It may not be an ongoing solution, but it can still save you a few dollars. Drug companies usually leave samples at doctor’s offices, so why not take advantage of them? Free samples may also be a great option if you’re trying a new medication. There’s always a chance you may not respond well to it or may experience bothersome side effects and would have to switch to a different one. Free samples would save you the expense of buying a large quantity of something you won’t be able to take.
Switch to Generics
A recent investigation revealed the business behind brand name medications. As an example, a month-supply of Prozac 20mg costs about $95, while the generic Fluoxetine HCL is only $11. Most drugs show a significant difference in price between the brand name version and the generic one, although, by law, both must have the same amount of active ingredients in them.
Why the difference? The fillers in the drug plus the packaging differ. Your doctor should be able to tell you if there’s a generic equivalent you can take and if it’s ok to switch (some people are allergic to some of the fillers, so don’t do this on your own).
Companies such as Wal-Mart and Target have online pharmacies that offer a significant discount on prices you would find at their regular store. Even chain drugstores such as CVS sometimes offer lower rates when you shop online. Licensed companies have a Verified Internet Pharmacy Practice Sites seal on their website.
You may be surprised to learn that many prescriptions drugs have close equivalents in over the counter (OTC) drugs. It is the case with many pain relievers and flu and allergy medication.

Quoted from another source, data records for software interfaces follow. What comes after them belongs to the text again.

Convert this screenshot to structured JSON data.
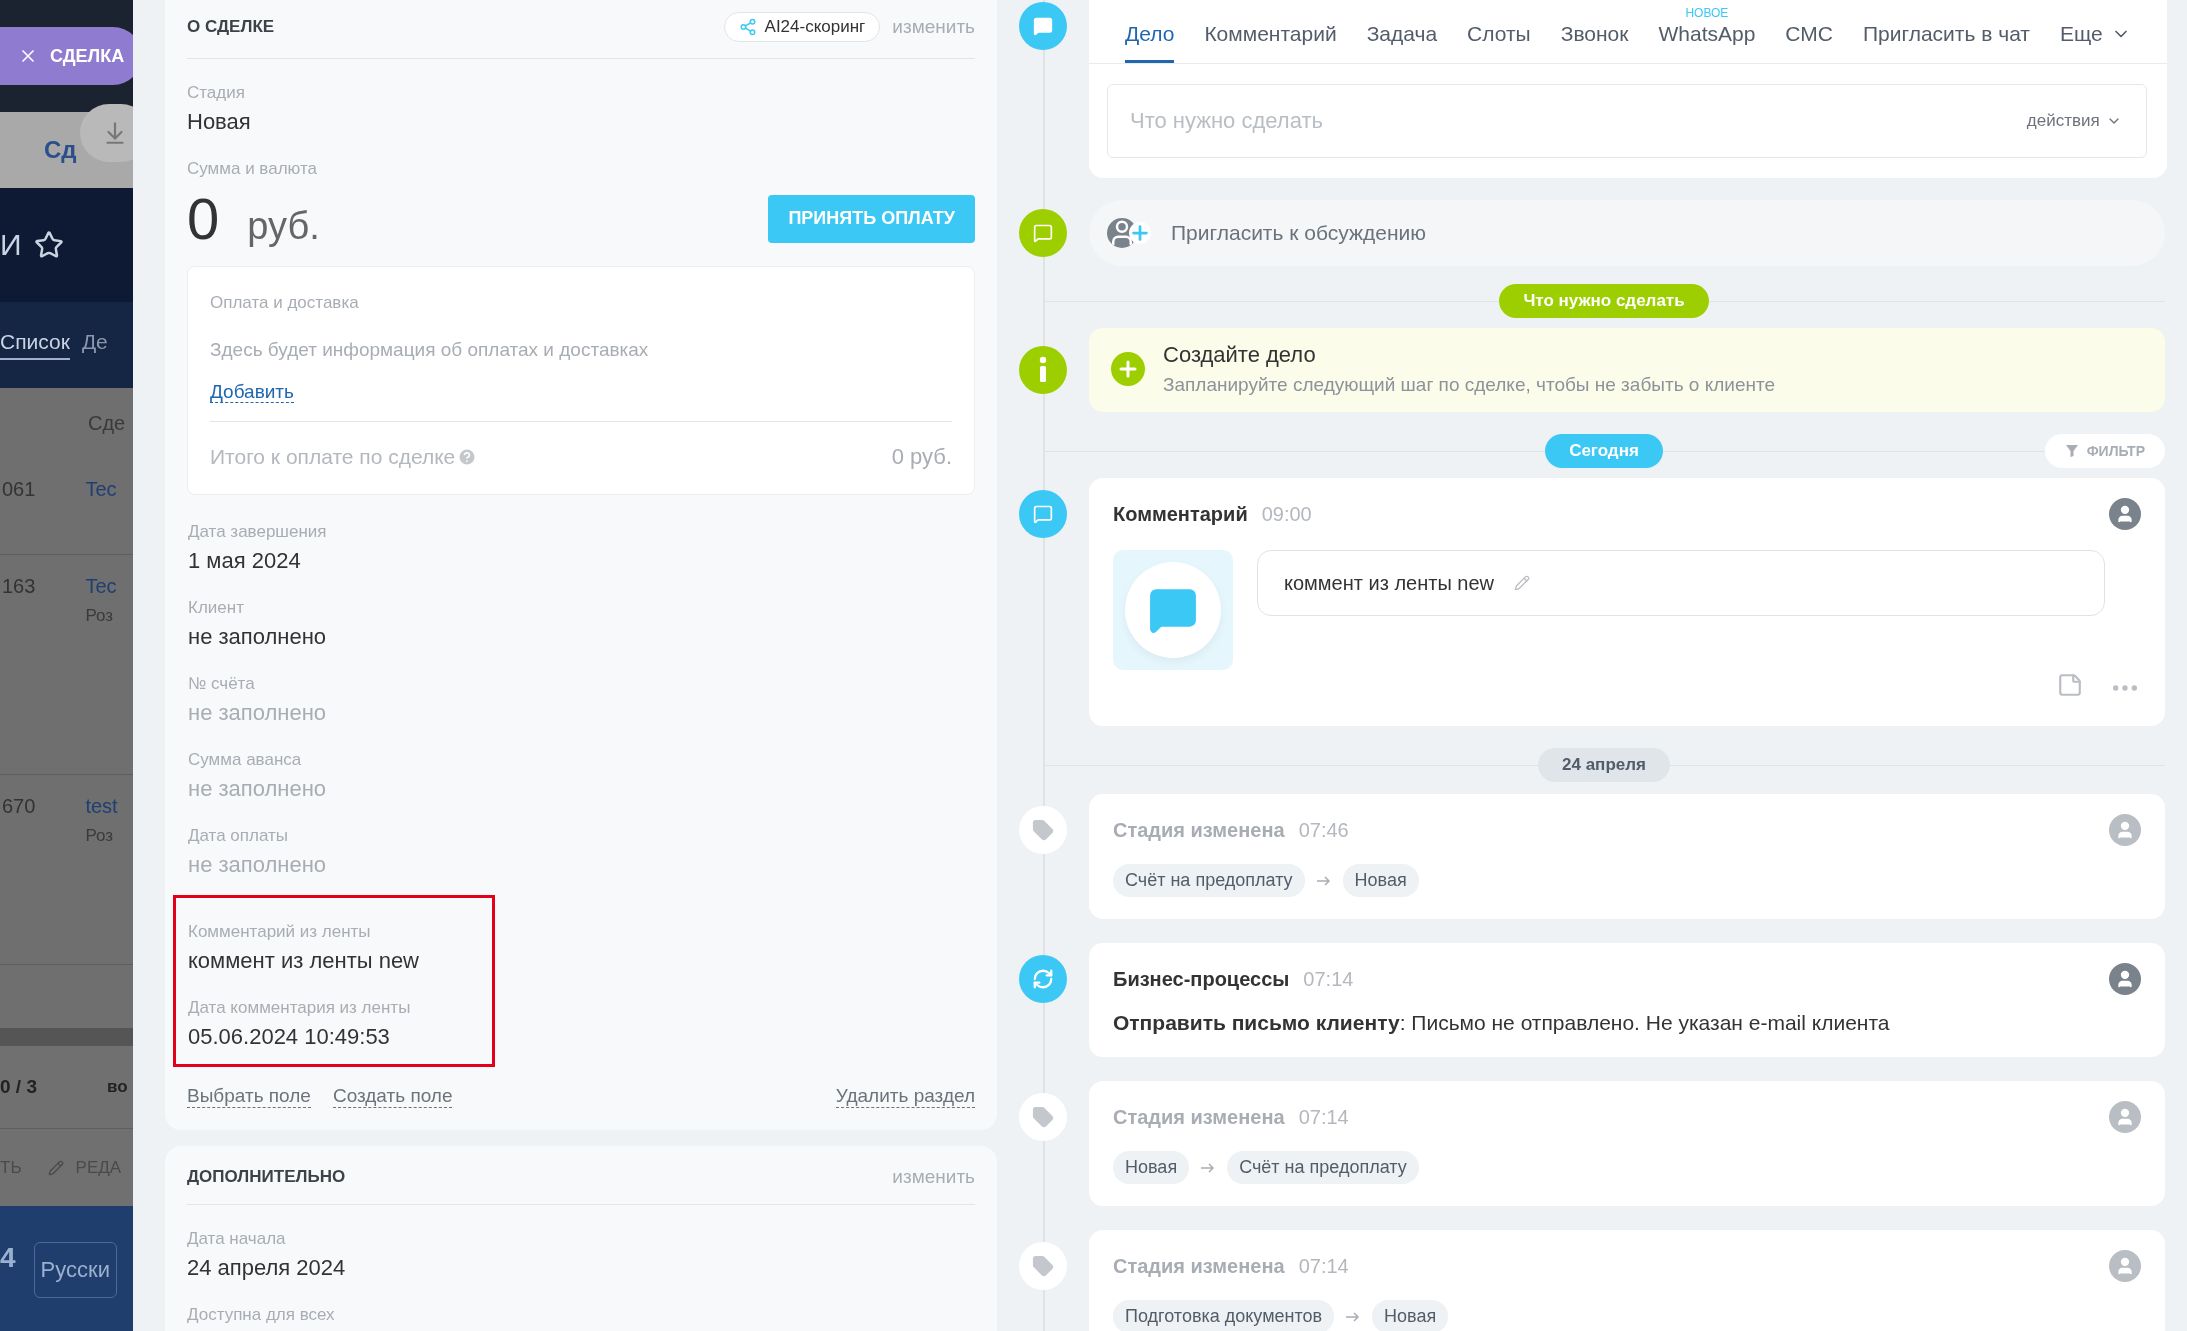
{
  "backdrop": {
    "close_label": "СДЕЛКА",
    "tab": "Сд",
    "title": "И",
    "nav": [
      {
        "label": "Список",
        "selected": true
      },
      {
        "label": "Де",
        "selected": false
      }
    ],
    "column_header": "Сде",
    "rows": [
      {
        "id": "061",
        "name": "Tec"
      },
      {
        "id": "163",
        "name": "Tec",
        "sub": "Роз"
      },
      {
        "id": "670",
        "name": "test",
        "sub": "Роз"
      }
    ],
    "counter": "0 / 3",
    "counter_next": "во",
    "actions": [
      "ТЬ",
      "РЕДА"
    ],
    "footer": [
      "4",
      "Русски"
    ]
  },
  "deal": {
    "title": "О СДЕЛКЕ",
    "badge": "AI24-скоринг",
    "edit": "изменить",
    "stage": {
      "label": "Стадия",
      "value": "Новая"
    },
    "amount": {
      "label": "Сумма и валюта",
      "value": "0",
      "currency": "руб.",
      "button": "ПРИНЯТЬ ОПЛАТУ"
    },
    "payment": {
      "title": "Оплата и доставка",
      "text": "Здесь будет информация об оплатах и доставках",
      "link": "Добавить",
      "total_label": "Итого к оплате по сделке",
      "total": "0 руб."
    },
    "field_groups": [
      {
        "highlighted": false,
        "fields": [
          {
            "label": "Дата завершения",
            "value": "1 мая 2024",
            "kind": "filled"
          },
          {
            "label": "Клиент",
            "value": "не заполнено",
            "kind": "filled"
          },
          {
            "label": "№ счёта",
            "value": "не заполнено",
            "kind": "empty"
          },
          {
            "label": "Сумма аванса",
            "value": "не заполнено",
            "kind": "empty"
          },
          {
            "label": "Дата оплаты",
            "value": "не заполнено",
            "kind": "empty"
          }
        ]
      },
      {
        "highlighted": true,
        "fields": [
          {
            "label": "Комментарий из ленты",
            "value": "коммент из ленты new",
            "kind": "filled"
          },
          {
            "label": "Дата комментария из ленты",
            "value": "05.06.2024 10:49:53",
            "kind": "filled"
          }
        ]
      }
    ],
    "links": [
      "Выбрать поле",
      "Создать поле"
    ],
    "delete_link": "Удалить раздел"
  },
  "extra": {
    "title": "ДОПОЛНИТЕЛЬНО",
    "edit": "изменить",
    "fields": [
      {
        "label": "Дата начала",
        "value": "24 апреля 2024"
      },
      {
        "label": "Доступна для всех"
      }
    ]
  },
  "timeline": {
    "tabs": [
      {
        "label": "Дело",
        "selected": true
      },
      {
        "label": "Комментарий",
        "selected": false
      },
      {
        "label": "Задача",
        "selected": false
      },
      {
        "label": "Слоты",
        "selected": false
      },
      {
        "label": "Звонок",
        "selected": false
      },
      {
        "label": "WhatsApp",
        "selected": false,
        "badge": "НОВОЕ"
      },
      {
        "label": "СМС",
        "selected": false
      },
      {
        "label": "Пригласить в чат",
        "selected": false
      },
      {
        "label": "Еще",
        "selected": false
      }
    ],
    "composer": {
      "placeholder": "Что нужно сделать",
      "actions": "действия"
    },
    "invite": "Пригласить к обсуждению",
    "planned_label": "Что нужно сделать",
    "todo": {
      "title": "Создайте дело",
      "text": "Запланируйте следующий шаг по сделке, чтобы не забыть о клиенте"
    },
    "today_label": "Сегодня",
    "filter": "ФИЛЬТР",
    "comment": {
      "title": "Комментарий",
      "time": "09:00",
      "text": "коммент из ленты new"
    },
    "date_label": "24 апреля",
    "history": [
      {
        "kind": "stage",
        "title": "Стадия изменена",
        "time": "07:46",
        "from": "Счёт на предоплату",
        "to": "Новая"
      },
      {
        "kind": "process",
        "title": "Бизнес-процессы",
        "time": "07:14",
        "text": "**Отправить письмо клиенту**: Письмо не отправлено. Не указан e-mail клиента"
      },
      {
        "kind": "stage",
        "title": "Стадия изменена",
        "time": "07:14",
        "from": "Новая",
        "to": "Счёт на предоплату"
      },
      {
        "kind": "stage",
        "title": "Стадия изменена",
        "time": "07:14",
        "from": "Подготовка документов",
        "to": "Новая"
      }
    ]
  }
}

In many cases, changes in lifestyle can alleviate symptoms enough that a prescription is no longer needed. Cutting caffeine, citric fruits, and juices, and high-fat snacks can reduce your need for antacid medication. Always talk to your doctor about alternatives.
Go North (or South) of The Border
Although there is much controversy about foreign pharmacies selling prescription drugs over the internet, some of them are legitimate companies who can merely afford to sell drugs cheaper. A recent investigation by Eyewitness News revealed that Lipitor costs 164 percent less in Canada than in the US, and Celebrex is almost 500 percent less expensive in Mexico. Genuine foreign pharmacies will ask you for an American prescription and evaluate it through their medical team. You should be cautious of online companies willing to sell you anything without a prescription. If you live near the border, driving into Canada or Mexico may also be an option.
Split Your Pills
Because prescriptions usually cost the same no matter the dosage, you could buy a more significant strength and split it into two doses. For example, instead of buying ten 50mg-pills, you could buy ten 100mg-pills, break them in half, and get twenty doses for the same price.
It doesn’t work with all pills, as you can’t split some of them shouldn’t (or physically can’t). It is the case with timed-release medicines, drugs that require a precise dose (such as seizure or heart medication), and anything that comes in a capsule. Consult with your doctor about the possibility, as it could save you 50 percent of your monthly costs. If your doctor approves, buy a pill splitter at your local pharmacy for about $5 to make the task as stress-free as possible.
Find Out If You Qualify for Patient Assistance Programs
If your income is too high to qualify for government assistance, these private or pharmaceutical company programs (which are non-profit and mostly run by volunteers) can help you gain access to your medication for free. Most of these patient assistance programs get your prescriptions directly from the appropriate drug manufacturer by filling out forms on your behalf. It does not cover all medications, and not all drug manufacturers have patient assistance programs in place, but the system is worth a try.
Free Medicine Program is an example. For a $5 application fee, they will research all available programs and see if you qualify for free medication. If you don’t, they’ll refund your money. Needy Meds offers all the information you need to do this process on your own. Both companies have a user-friendly website with an extensive list of available medications. Check first to see if yours is listed. If it’s not, there’s a good chance that any of the free programs currently available. may not cover it